Pas mal de monde préfère utiliser cette calibration via Bluebeam plutôt que l’échelle des plans qui ne sont pas précises à 100% et nécessitent des re-vérifications après coup. Pour cela, j’utilise simplement une polylongueur et je valide que le résultat affiché corresponde bien à celui de la cote sur laquelle je me suis basé.

Si votre plan sort d’un logiciel de dessins type AutoCAD ou Revit, il conservera l’échelle de votre plan comme indiquée dans les dits logiciels.

 

Astuce :

Dans la section Vignette, vous pouvez désormais afficher les échelles des pages en dessous du titre. Pratique pour ne pas se tromper

 

2 ) Les types de mesures et lesquels choisir

Bluebeam dispose de 13 outils standards de mesures en tout et pour tout. C’est plus qu’il n’en faut pour faire nos estimés. J’en privilégie toujours 3 pour faire mes outils d’estimation mais libre à vous d’en choisir plus. En plus de cela, je vais aussi beaucoup me servir du remplissage dynamique mais on n’y reviendra.

Estimés linéaires (impérial / métrique)

Pour ceux là, on a deux choix ; la longueur ou la polylongueur .

Personnellement, je privilégie la polylongueur pour 2 raisons ; plus de choix de modifications de mon trait et surtout je n’ai pas de barre de côtes (qui ne sont pas enlevables avec la longueur).

Maintenant que nous avons notre outil d’estimation de longueur, on va réfléchir sur qu’est ce qu’on estime. En général, un estimateur ne soumission pas que sur un produit quelque soit son métier.  À cet effet, notre polylongueur va nous servir à créer le maximum de produits que nous devons estimé. Pour cela, commencer par tracer une polylongueur sur votre plan.

Dans le menu de personnalisation de votre annotations (en haut de l’écran), donnez lui une couleur et un nom spécifique qui va servir à l’identifier (le nom des poutres d’acier W12x24 par exemple ou encore le nom des tuyaux et des ducts sur lesquels on estime…).

Une fois cela fait, enregistrez votre annotation dans votre boite à outils (créée au préalable) en cliquant sur le bouton Ajouter au Tool Chest  et sélectionnez celle que vous utilisez.

Vous pouvez vous resservir de cette polylongueur pour en créer autant d’itération que vous en aurez besoin (couleurs et noms différents pour les autres produits à estimer). De cette façon, vous allez créer vos propres outils avec les informations qui vous seront nécessaires.

 

Estimés surfaciques (pied² / m²)

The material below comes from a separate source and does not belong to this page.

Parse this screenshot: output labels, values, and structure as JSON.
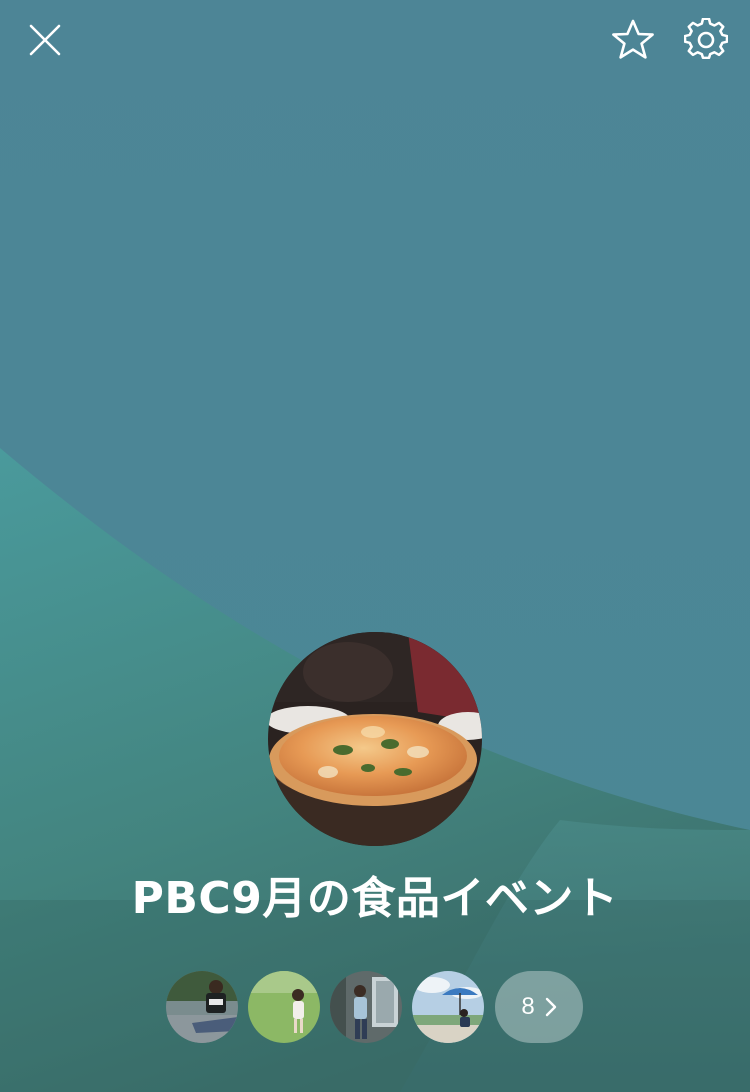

Ici, on va faire le même processus que nous venons d’utiliser pour les polylongueurs mais nous allons l’appliquer à la création de surface

De la même façon, on va créer des surfaces afin de représenter ce qu’on veut estimer et clairement le nommer. Par exemple : Surface de dalle de béton

On va donner à ces surfaces, un nom, une couleur et même des hachures pour bien signifier visuellement ce qu’on estime et enfin l’enregistrer dans notre boite à outils

Voilà qui clot la première partie de notre volet estimation avec Bluebeam. Dans le prochain post, on verra comment utiliser les calques intelligemment, comment créer des colonnes custom et ce que vous pouvez faire avec et enfin, comment exporter vos données.

Bluebeam Revu 2018.6

By Matt Kolberg, Application Specialist at SolidCAD

Bluebeam has released their latest update for their flagship PDF markup tool, Revu.  Please see this link to learn more about how to update your installation.  And then click here to find out which defects have been addressed.

Bluebeam Revu 2017 Updates

Bluebeam Revu 2017 Updates

By Matt Kolberg, Application Specialist at SolidCAD 

Bluebeam has released Updates 1 and 2 for its Revu 2017 lineup.  See Bluebeam’s Release Notes for more information.

As usual, there are fixes for defects and some new functionality.  Notable items include:

  • Compatibility with Autodesk AutoCAD 2018.
  • Compatibility with Autodesk Navisworks.
  • Compatibility with Autodesk Revit 2018. (CAD and eXtreme only)

Only Update 2 requires installation as it includes all of the fixes and enhancements from Update 1.  To apply the update, there are two options:

  1. If you already have Revu 2017 installed, simply launch Revu and Click Help> Product Updates.  The correct installation link will be provided.
  2. If you do not have Revu 2017 installed, download the full Revu installer from the Bluebeam Updates page.